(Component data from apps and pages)

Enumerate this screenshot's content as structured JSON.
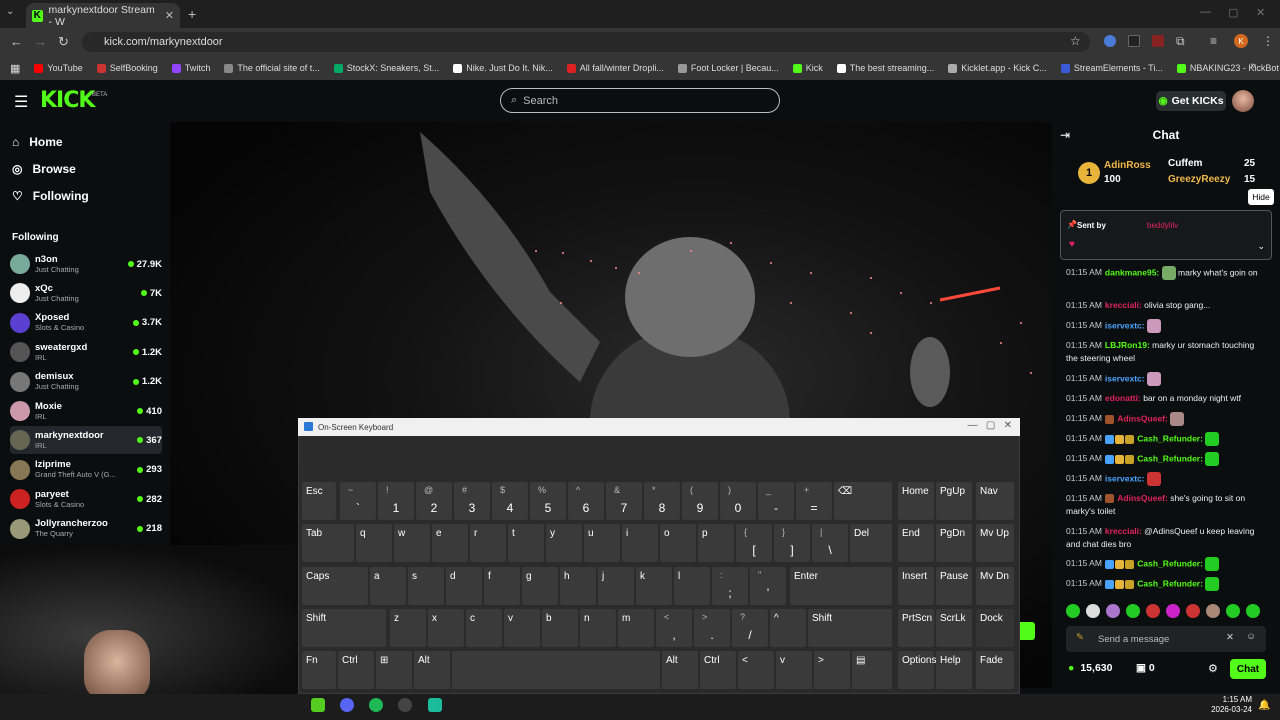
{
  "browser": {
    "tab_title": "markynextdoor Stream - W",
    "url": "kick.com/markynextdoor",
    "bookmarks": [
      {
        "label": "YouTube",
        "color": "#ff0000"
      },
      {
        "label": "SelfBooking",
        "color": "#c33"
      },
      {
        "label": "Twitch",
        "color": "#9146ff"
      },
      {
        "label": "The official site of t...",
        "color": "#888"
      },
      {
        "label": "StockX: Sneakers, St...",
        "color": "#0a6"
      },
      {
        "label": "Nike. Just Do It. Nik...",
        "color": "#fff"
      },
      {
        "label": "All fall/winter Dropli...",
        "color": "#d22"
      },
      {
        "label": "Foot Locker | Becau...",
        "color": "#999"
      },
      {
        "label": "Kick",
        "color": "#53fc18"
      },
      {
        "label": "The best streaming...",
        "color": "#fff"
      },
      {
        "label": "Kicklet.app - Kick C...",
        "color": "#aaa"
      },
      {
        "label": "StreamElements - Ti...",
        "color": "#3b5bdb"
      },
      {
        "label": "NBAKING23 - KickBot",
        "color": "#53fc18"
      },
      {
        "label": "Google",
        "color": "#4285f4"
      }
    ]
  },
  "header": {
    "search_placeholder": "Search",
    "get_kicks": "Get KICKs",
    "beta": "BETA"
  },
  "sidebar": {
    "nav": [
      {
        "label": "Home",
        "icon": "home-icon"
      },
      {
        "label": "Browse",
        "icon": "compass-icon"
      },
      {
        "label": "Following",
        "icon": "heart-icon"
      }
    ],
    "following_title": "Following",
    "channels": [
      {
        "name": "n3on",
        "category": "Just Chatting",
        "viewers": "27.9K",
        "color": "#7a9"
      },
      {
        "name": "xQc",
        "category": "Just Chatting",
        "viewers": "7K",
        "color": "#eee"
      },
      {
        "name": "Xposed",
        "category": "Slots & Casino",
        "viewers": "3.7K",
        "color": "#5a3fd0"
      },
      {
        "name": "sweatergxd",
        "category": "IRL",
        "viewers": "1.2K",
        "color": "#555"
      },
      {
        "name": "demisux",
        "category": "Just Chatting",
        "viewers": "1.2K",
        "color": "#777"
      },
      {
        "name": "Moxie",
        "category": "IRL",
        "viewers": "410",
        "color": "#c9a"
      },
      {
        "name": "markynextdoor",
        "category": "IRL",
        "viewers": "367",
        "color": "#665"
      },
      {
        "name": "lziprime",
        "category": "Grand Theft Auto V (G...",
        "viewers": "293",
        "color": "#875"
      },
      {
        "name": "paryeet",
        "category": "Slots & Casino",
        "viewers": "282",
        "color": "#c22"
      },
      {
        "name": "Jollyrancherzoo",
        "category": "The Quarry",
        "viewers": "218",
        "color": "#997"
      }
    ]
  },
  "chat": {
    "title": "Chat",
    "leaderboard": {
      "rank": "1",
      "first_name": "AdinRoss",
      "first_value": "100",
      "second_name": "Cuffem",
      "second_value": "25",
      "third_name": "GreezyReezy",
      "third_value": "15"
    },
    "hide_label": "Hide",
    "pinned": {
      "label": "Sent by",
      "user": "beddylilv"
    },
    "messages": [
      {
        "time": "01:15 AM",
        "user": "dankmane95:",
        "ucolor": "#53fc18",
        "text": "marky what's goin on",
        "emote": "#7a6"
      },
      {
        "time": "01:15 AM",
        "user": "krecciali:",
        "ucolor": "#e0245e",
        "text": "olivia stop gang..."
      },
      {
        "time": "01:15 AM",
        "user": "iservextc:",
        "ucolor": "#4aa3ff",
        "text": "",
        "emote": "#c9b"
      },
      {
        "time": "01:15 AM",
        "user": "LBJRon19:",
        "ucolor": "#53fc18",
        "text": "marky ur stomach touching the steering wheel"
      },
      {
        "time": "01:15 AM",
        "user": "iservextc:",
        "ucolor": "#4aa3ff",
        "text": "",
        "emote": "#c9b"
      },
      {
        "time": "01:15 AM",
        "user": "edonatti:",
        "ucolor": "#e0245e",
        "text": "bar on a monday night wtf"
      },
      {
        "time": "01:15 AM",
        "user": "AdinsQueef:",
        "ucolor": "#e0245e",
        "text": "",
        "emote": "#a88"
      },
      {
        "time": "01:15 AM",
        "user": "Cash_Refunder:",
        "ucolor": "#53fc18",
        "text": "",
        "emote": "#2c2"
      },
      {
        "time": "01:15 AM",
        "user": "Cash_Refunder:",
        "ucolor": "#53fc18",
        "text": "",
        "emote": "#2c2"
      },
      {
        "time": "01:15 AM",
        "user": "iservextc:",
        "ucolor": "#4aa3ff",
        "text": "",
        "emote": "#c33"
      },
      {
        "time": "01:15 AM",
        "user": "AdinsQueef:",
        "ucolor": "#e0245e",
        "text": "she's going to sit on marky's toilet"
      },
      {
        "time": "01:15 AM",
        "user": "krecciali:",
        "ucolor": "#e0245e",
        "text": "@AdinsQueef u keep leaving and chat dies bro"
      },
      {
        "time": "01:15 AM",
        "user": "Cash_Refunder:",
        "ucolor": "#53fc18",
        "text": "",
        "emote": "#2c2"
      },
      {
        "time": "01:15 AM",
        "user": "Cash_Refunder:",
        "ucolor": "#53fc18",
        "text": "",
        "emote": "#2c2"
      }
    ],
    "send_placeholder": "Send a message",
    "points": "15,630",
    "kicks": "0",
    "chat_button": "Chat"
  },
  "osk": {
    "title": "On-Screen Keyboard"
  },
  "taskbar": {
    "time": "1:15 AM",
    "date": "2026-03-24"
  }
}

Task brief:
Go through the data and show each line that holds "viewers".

Reply to the task:
        "viewers": "27.9K",
        "viewers": "7K",
        "viewers": "3.7K",
        "viewers": "1.2K",
        "viewers": "1.2K",
        "viewers": "410",
        "viewers": "367",
        "viewers": "293",
        "viewers": "282",
        "viewers": "218",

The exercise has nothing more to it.